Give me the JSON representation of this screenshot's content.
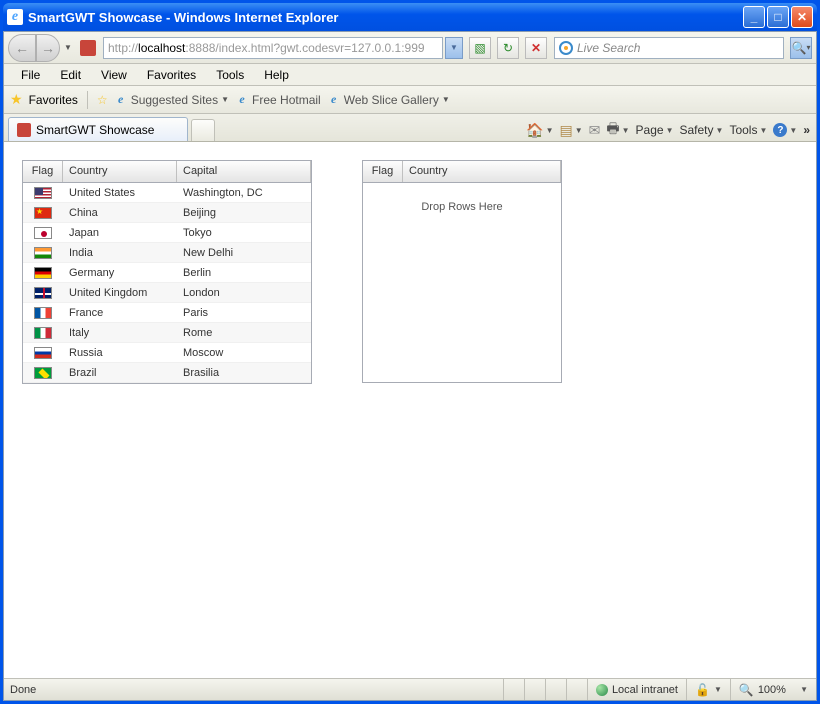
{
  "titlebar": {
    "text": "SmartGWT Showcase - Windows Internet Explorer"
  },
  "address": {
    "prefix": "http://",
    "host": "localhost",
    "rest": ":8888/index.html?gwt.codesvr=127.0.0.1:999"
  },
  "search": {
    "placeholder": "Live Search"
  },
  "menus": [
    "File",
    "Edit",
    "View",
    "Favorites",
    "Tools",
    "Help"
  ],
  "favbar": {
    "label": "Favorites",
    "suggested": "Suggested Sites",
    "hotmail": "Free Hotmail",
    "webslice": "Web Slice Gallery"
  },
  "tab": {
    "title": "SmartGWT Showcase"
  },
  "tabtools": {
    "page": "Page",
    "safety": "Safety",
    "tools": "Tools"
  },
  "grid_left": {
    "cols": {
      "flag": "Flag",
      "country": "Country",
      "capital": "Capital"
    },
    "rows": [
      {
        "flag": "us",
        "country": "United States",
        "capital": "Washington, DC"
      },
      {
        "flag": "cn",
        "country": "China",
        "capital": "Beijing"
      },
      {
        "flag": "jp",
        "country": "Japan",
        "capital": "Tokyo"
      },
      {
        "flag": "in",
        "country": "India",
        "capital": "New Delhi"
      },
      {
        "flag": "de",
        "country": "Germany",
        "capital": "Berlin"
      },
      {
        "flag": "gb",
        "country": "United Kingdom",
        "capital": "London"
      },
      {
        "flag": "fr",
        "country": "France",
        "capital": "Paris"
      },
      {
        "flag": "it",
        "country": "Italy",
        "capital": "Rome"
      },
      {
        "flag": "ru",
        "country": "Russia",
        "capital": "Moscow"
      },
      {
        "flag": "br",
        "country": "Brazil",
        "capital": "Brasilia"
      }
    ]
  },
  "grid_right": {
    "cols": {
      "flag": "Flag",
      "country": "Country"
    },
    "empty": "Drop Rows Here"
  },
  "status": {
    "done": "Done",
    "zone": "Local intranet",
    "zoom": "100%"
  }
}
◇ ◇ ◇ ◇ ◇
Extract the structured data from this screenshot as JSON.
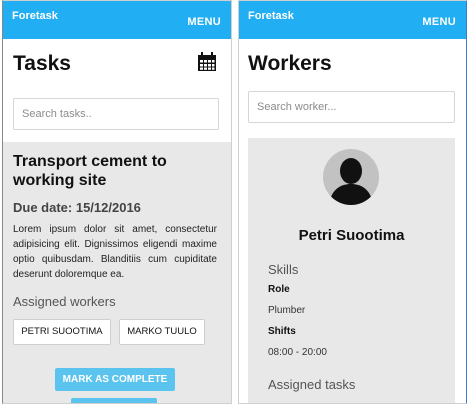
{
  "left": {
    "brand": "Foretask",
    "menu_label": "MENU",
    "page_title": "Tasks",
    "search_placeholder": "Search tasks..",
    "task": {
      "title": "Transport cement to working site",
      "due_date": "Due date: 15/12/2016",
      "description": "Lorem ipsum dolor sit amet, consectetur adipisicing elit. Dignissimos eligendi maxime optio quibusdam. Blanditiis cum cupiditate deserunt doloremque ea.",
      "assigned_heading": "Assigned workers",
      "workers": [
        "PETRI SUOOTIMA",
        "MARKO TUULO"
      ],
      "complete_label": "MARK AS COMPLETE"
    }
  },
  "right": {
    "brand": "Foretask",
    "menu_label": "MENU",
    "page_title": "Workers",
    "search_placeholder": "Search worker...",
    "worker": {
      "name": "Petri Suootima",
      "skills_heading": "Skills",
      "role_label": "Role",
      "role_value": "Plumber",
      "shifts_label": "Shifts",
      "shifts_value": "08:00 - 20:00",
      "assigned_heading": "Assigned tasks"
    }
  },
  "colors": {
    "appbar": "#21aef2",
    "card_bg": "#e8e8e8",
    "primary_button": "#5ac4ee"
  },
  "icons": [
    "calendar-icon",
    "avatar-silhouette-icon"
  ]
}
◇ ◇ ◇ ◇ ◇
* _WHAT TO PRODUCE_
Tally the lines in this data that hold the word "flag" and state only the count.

* _OUTPUT FOR THIS EXERCISE_
12